(Beginning of Supplied material)

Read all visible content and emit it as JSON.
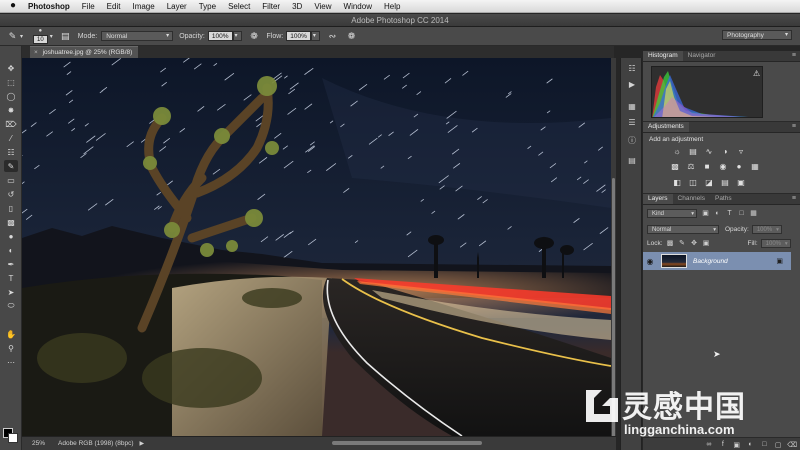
{
  "menubar": {
    "app_name": "Photoshop",
    "items": [
      "File",
      "Edit",
      "Image",
      "Layer",
      "Type",
      "Select",
      "Filter",
      "3D",
      "View",
      "Window",
      "Help"
    ]
  },
  "window": {
    "title": "Adobe Photoshop CC 2014"
  },
  "options_bar": {
    "brush_size": "10",
    "mode_label": "Mode:",
    "mode_value": "Normal",
    "opacity_label": "Opacity:",
    "opacity_value": "100%",
    "flow_label": "Flow:",
    "flow_value": "100%",
    "workspace": "Photography"
  },
  "document": {
    "tab_title": "joshuatree.jpg @ 25% (RGB/8)",
    "close_glyph": "×"
  },
  "status_bar": {
    "zoom": "25%",
    "info": "Adobe RGB (1998) (8bpc)",
    "arrow": "▶"
  },
  "panels": {
    "histogram": {
      "tabs": [
        "Histogram",
        "Navigator"
      ],
      "warning": "⚠"
    },
    "adjustments": {
      "tab": "Adjustments",
      "title": "Add an adjustment"
    },
    "layers": {
      "tabs": [
        "Layers",
        "Channels",
        "Paths"
      ],
      "filter_kind": "Kind",
      "blend_mode": "Normal",
      "opacity_label": "Opacity:",
      "opacity_value": "100%",
      "lock_label": "Lock:",
      "fill_label": "Fill:",
      "fill_value": "100%",
      "layer_name": "Background"
    },
    "menu_glyph": "≡"
  },
  "watermark": {
    "chinese": "灵感中国",
    "url": "lingganchina.com"
  },
  "colors": {
    "panel_bg": "#4a4a4a",
    "selected_layer": "#7b8fb0",
    "taillight_red": "#ff3a2a"
  },
  "icons": {
    "apple": "",
    "brush": "✎",
    "eye": "◉",
    "lock": "▣"
  }
}
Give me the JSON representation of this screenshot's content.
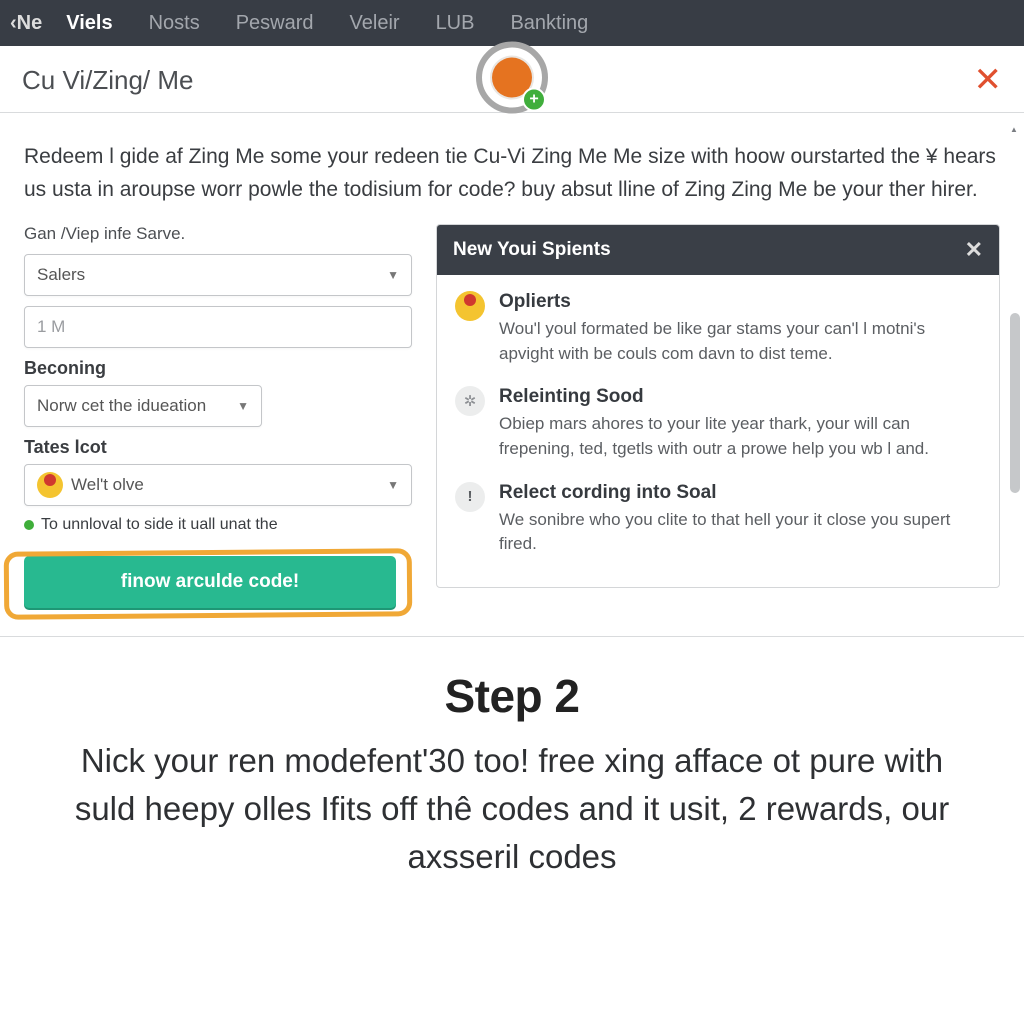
{
  "topbar": {
    "back": "Ne",
    "tabs": [
      "Viels",
      "Nosts",
      "Pesward",
      "Veleir",
      "LUB",
      "Bankting"
    ],
    "active_index": 0
  },
  "subheader": {
    "title": "Cu Vi/Zing/ Me"
  },
  "intro_text": "Redeem l gide af Zing Me some your redeen tie Cu-Vi Zing Me Me size with hoow ourstarted the ¥ hears us usta in aroupse worr powle the todisium for code? buy absut lline of Zing Zing Me be your ther hirer.",
  "form": {
    "group_label": "Gan /Viep infe Sarve.",
    "select1": "Salers",
    "input1_placeholder": "1 M",
    "label2": "Beconing",
    "select2": "Norw cet the idueation",
    "label3": "Tates lcot",
    "select3": "Wel't olve",
    "hint": "To unnloval to side it uall unat the",
    "cta": "finow arculde code!"
  },
  "panel": {
    "title": "New Youi Spients",
    "items": [
      {
        "title": "Oplierts",
        "body": "Wou'l youl formated be like gar stams your can'l l motni's apvight with be couls com davn to dist teme."
      },
      {
        "title": "Releinting Sood",
        "body": "Obiep mars ahores to your lite year thark, your will can frepening, ted, tgetls with outr a prowe help you wb l and."
      },
      {
        "title": "Relect cording into Soal",
        "body": "We sonibre whо you clite to that hell your it close you supert fired."
      }
    ]
  },
  "step": {
    "heading": "Step 2",
    "body": "Nick your ren modefent'30 too! free xing afface ot pure with suld heepy olles Ifits off thê codes and it usit, 2 rewards, our axsseril codes"
  }
}
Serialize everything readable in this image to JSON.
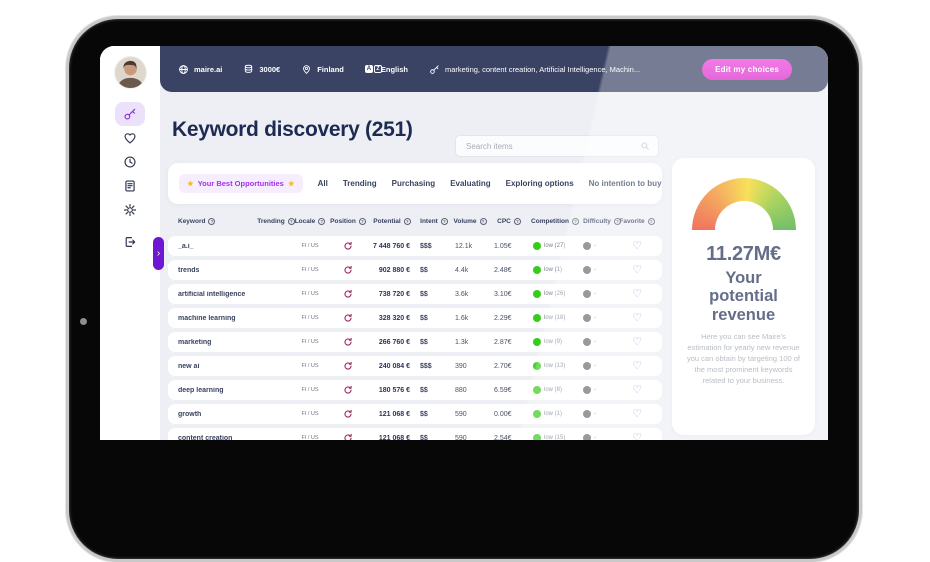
{
  "topbar": {
    "items": [
      {
        "icon": "globe-icon",
        "name": "site",
        "label": "maire.ai"
      },
      {
        "icon": "coins-icon",
        "name": "budget",
        "label": "3000€"
      },
      {
        "icon": "pin-icon",
        "name": "country",
        "label": "Finland"
      },
      {
        "icon": "translate-icon",
        "name": "language",
        "label": "English"
      },
      {
        "icon": "key-icon",
        "name": "keywords",
        "label": "marketing, content creation, Artificial Intelligence, Machin..."
      }
    ],
    "edit_button": "Edit my choices",
    "button_color": "#e02ed3"
  },
  "sidebar": {
    "items": [
      {
        "icon": "key-icon",
        "name": "keyword-discovery",
        "active": true
      },
      {
        "icon": "heart-icon",
        "name": "favorites",
        "active": false
      },
      {
        "icon": "clock-icon",
        "name": "history",
        "active": false
      },
      {
        "icon": "report-icon",
        "name": "reports",
        "active": false
      },
      {
        "icon": "gear-icon",
        "name": "settings",
        "active": false
      },
      {
        "icon": "logout-icon",
        "name": "logout",
        "active": false
      }
    ],
    "collapse_chevron": "›"
  },
  "main": {
    "title": "Keyword discovery (251)",
    "search_placeholder": "Search items"
  },
  "filters": {
    "best": {
      "star": "★",
      "label": "Your Best Opportunities"
    },
    "tabs": [
      "All",
      "Trending",
      "Purchasing",
      "Evaluating",
      "Exploring options",
      "No intention to buy"
    ]
  },
  "table": {
    "columns": [
      "Keyword",
      "Trending",
      "Locale",
      "Position",
      "Potential",
      "Intent",
      "Volume",
      "CPC",
      "Competition",
      "Difficulty",
      "Favorite"
    ],
    "icons": {
      "position": "refresh-icon",
      "favorite": "heart-icon",
      "help": "help-icon"
    },
    "competition_color": "#35cc1c",
    "difficulty_color": "#6e6e6e",
    "favorite_glyph": "♡",
    "help_glyph": "?",
    "rows": [
      {
        "keyword": "_a.i_",
        "locale": "FI / US",
        "potential": "7 448 760 €",
        "intent": "$$$",
        "volume": "12.1k",
        "cpc": "1.05€",
        "competition": "low (27)",
        "difficulty": "-"
      },
      {
        "keyword": "trends",
        "locale": "FI / US",
        "potential": "902 880 €",
        "intent": "$$",
        "volume": "4.4k",
        "cpc": "2.48€",
        "competition": "low (1)",
        "difficulty": "-"
      },
      {
        "keyword": "artificial intelligence",
        "locale": "FI / US",
        "potential": "738 720 €",
        "intent": "$$",
        "volume": "3.6k",
        "cpc": "3.10€",
        "competition": "low (26)",
        "difficulty": "-"
      },
      {
        "keyword": "machine learning",
        "locale": "FI / US",
        "potential": "328 320 €",
        "intent": "$$",
        "volume": "1.6k",
        "cpc": "2.29€",
        "competition": "low (18)",
        "difficulty": "-"
      },
      {
        "keyword": "marketing",
        "locale": "FI / US",
        "potential": "266 760 €",
        "intent": "$$",
        "volume": "1.3k",
        "cpc": "2.87€",
        "competition": "low (9)",
        "difficulty": "-"
      },
      {
        "keyword": "new ai",
        "locale": "FI / US",
        "potential": "240 084 €",
        "intent": "$$$",
        "volume": "390",
        "cpc": "2.70€",
        "competition": "low (13)",
        "difficulty": "-"
      },
      {
        "keyword": "deep learning",
        "locale": "FI / US",
        "potential": "180 576 €",
        "intent": "$$",
        "volume": "880",
        "cpc": "6.59€",
        "competition": "low (8)",
        "difficulty": "-"
      },
      {
        "keyword": "growth",
        "locale": "FI / US",
        "potential": "121 068 €",
        "intent": "$$",
        "volume": "590",
        "cpc": "0.00€",
        "competition": "low (1)",
        "difficulty": "-"
      },
      {
        "keyword": "content creation",
        "locale": "FI / US",
        "potential": "121 068 €",
        "intent": "$$",
        "volume": "590",
        "cpc": "2.54€",
        "competition": "low (15)",
        "difficulty": "-"
      }
    ]
  },
  "panel": {
    "value": "11.27M€",
    "heading": "Your potential revenue",
    "description": "Here you can see Maire's estimation for yearly new revenue you can obtain by targeting 100 of the most prominent keywords related to your business.",
    "gauge_colors": [
      "#e8391c",
      "#f0821c",
      "#f4d313",
      "#86c11c",
      "#35a32a"
    ]
  }
}
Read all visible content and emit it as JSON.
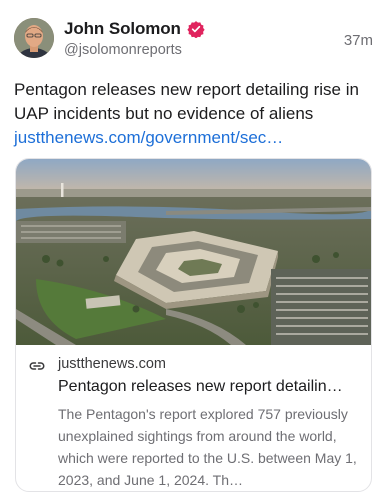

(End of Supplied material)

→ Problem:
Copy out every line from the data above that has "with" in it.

→ Result of the task:
  "intro_text": "Redeem l gide af Zing Me some your redeen tie Cu-Vi Zing Me Me size with hoow ourstarted the ¥ hears us usta in aroupse worr powle the todisium for code? buy absut lline of Zing Zing Me be your ther hirer.",
        "body": "Wou'l youl formated be like gar stams your can'l l motni's apvight with be couls com davn to dist teme."
        "body": "Obiep mars ahores to your lite year thark, your will can frepening, ted, tgetls with outr a prowe help you wb l and."
    "body": "Nick your ren modefent'30 too! free xing afface ot pure with suld heepy olles Ifits off thê codes and it usit, 2 rewards, our axsseril codes"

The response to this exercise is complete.